The Department of Trade and Industry (DTI) is scouting for foreign investors in a bid to enable the country to locally manufacture test kits for coronavirus disease (COVID-19).
DTI undersecretary for Industry Development and Trade Policy Group, Ceferino Rodolfo, said the government is slated to meet with investors from South Korea partly to discuss the free trade agreement (FTA) between the Philippines and Korea, and to look for possible investors for test kit production here.
“The Korean government sets up the meetings for us along with our commercial attache…they have two companies they want us to talk with,” Rodolfo told reporters in an online briefing last week.
But while the government is eyeing to attract manufacturers for both rapid test kits and real-time polymerase chain reaction (RT-PCR) tests, with the latter considered as the “gold standard” for COVID-19 diagnosis, Rodolfo said it might be easier for the country to secure an investor for rapid test kits “in the meantime.”
“We’re inviting (investors for) both, except that it’s easier for rapid test kits. We want to have both… it’s just harder for PCR (because) you need laboratory, kits… (But) we’re also going to talk with (investors for) PCR-based laboratories and a PCR test kits maker,” Rodolfo said.

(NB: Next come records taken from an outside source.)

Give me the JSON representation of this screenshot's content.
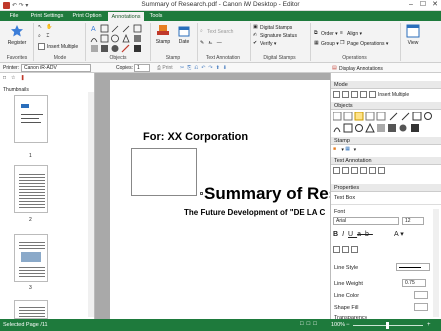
{
  "window": {
    "title": "Summary of Research.pdf - Canon iW Desktop - Editor",
    "controls": [
      "–",
      "☐",
      "✕"
    ]
  },
  "menu": {
    "tabs": [
      "File",
      "Print Settings",
      "Print Option",
      "Annotations",
      "Tools"
    ]
  },
  "ribbon": {
    "register": "Register",
    "insert_multiple": "Insert Multiple",
    "stamp": "Stamp",
    "date": "Date",
    "text_search": "Text Search",
    "digital_stamps": "Digital Stamps",
    "signature_status": "Signature Status",
    "verify": "Verify",
    "order": "Order",
    "group": "Group",
    "align": "Align",
    "page_operations": "Page Operations",
    "view": "View",
    "groups": [
      "Favorites",
      "Mode",
      "Objects",
      "Stamp",
      "Text Annotation",
      "Digital Stamps",
      "Operations"
    ]
  },
  "toolbar2": {
    "printer_label": "Printer:",
    "printer_value": "Canon iR-ADV",
    "copies_label": "Copies:",
    "copies_value": "1",
    "print_label": "Print",
    "display_annotations": "Display Annotations"
  },
  "left_pane": {
    "title": "Thumbnails",
    "pages": [
      "1",
      "2",
      "3"
    ]
  },
  "document": {
    "for_text": "For: XX Corporation",
    "heading": "Summary of Rese",
    "subheading": "The Future Development of \"DE LA C"
  },
  "right_pane": {
    "mode_title": "Mode",
    "insert_multiple": "Insert Multiple",
    "objects_title": "Objects",
    "stamp_title": "Stamp",
    "text_annotation_title": "Text Annotation",
    "properties_title": "Properties",
    "properties_subtitle": "Text Box",
    "font_label": "Font",
    "font_name": "Arial",
    "font_size": "12",
    "line_style_label": "Line Style",
    "line_weight_label": "Line Weight",
    "line_weight_value": "0.75",
    "line_color_label": "Line Color",
    "shape_fill_label": "Shape Fill",
    "transparency_label": "Transparency"
  },
  "status": {
    "selected_page": "Selected Page",
    "page_of": "/11",
    "zoom": "100%"
  },
  "colors": {
    "brand_green": "#1e7a3c",
    "ribbon_bg": "#f3f3f3",
    "viewer_bg": "#a9a9a9"
  }
}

He added that since Korea mainly utilizes PCR-based testing and exports their rapid test kits, the Philippines could be a good hub for manufacturing COVID-related products due to the government’s approach to incentivize the manufacturing of such essential products instead of imposing an export ban.
“The rapid test kits made in Korea are three times more expensive than those made in China. That’s why what we’re saying is, if they do it here, they could lower the price and be more competitive with China,” he said.
Aside from Korea, Rodolfo cited, Japan, China, Taiwan and United States as other possible sources of investors for the production of rapid test kits.
He noted that the Philippines is also competing with other countries for investors, but the country could leverage through its good relationship with South Korea as well as ongoing discussions to improve trade ties through an FTA.
To recall, the Philippines and South Korea last year vowed to resume talks for a “future-oriented” FTA this year, after the parties failed to meet its initial deadline to conclude the FTA in November 2019, owing to vital provisions in the deal that have not yet been ironed out. Rodolfo was re-assigned to head the Philippines’ negotiating team for the FTA.